When Campbell was 15, his band opened for Muddy Waters at the Rusty Nail, a blues joint in Sunderland, Massachusetts, and Waters asked Campbell to help him pick out a performance outfit from a coat rack packed with suits.
“But Muddy,” Campbell protested, “you already have a suit on.”
“Every time I play, I give them my Sunday best,” said Waters. “People who have never seen me before, never seen me play, I want to give them my best.”
Now Campbell admits he wears some pretty wild outfits at gigs and always dons a fedora—a habit he picked up from Junior Wells.
He doesn’t care to elaborate on or list all the people he’s met, because it loses the significance after awhile. Campbell will say he’s privileged to have met his heroes. The best part about meeting musicians like Muddy Waters and Junior Wells, among others, is the human connection music makes. “B.B. King is one of the most genuine people and I got to know him as a human being,” says Campbell.
His Own Style
While there is less opportunity for playing, Campbell still values the health benefits of making music. Playing harmonica not only is a stress reliever but it also gives him plenty of lung exercise. Gigs also give him a chance to squeeze in a workout. “I’ll go through three shirts a night, I love dancing around,” says Campbell. “Some guys go out and play poker, I go out and play the blues.”
Perhaps the greatest thing Campbell accomplished in his music career is finally developing his own style. A few years before Wells died, Campbell and his wife rode with Junior on the way to a gig in Northampton. In the car, Campbell played, “Messin’ with the Kid,” a song reminiscent of their first meeting. Wells said, “That’s not the way to play it, I’ve got to show you how to play it!”

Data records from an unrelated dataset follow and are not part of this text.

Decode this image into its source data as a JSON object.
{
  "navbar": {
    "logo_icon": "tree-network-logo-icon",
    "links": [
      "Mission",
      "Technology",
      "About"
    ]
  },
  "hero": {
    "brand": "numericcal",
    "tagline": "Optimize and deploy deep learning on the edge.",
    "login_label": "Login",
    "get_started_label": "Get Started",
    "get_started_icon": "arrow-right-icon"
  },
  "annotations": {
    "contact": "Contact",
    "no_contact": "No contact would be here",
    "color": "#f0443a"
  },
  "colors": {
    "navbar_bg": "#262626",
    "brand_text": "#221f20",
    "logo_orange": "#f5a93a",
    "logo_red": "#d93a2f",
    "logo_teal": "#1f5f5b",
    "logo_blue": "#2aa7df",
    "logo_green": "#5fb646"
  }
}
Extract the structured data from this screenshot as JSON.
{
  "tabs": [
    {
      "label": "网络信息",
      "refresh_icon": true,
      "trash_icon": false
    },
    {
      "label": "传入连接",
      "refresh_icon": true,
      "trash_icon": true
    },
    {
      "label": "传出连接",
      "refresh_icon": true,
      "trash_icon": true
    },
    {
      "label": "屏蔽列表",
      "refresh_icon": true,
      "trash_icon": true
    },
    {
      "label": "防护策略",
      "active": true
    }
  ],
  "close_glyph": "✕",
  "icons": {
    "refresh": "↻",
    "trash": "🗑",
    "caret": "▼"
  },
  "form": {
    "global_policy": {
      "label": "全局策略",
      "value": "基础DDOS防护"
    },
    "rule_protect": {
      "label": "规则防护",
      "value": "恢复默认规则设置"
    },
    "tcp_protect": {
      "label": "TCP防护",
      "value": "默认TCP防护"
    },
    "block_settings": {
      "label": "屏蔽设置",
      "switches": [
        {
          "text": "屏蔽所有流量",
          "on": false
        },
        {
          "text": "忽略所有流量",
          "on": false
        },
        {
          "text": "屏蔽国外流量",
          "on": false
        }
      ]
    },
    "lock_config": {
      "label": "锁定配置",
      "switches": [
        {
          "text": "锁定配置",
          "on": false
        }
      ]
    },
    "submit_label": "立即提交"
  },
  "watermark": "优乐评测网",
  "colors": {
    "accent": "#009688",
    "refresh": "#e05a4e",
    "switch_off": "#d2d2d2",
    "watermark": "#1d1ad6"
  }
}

“But, that’s the way I play it,” Campbell responded.
Wells said, “You finally got it.”
Originally published in the Sep/Oct 2008 issue.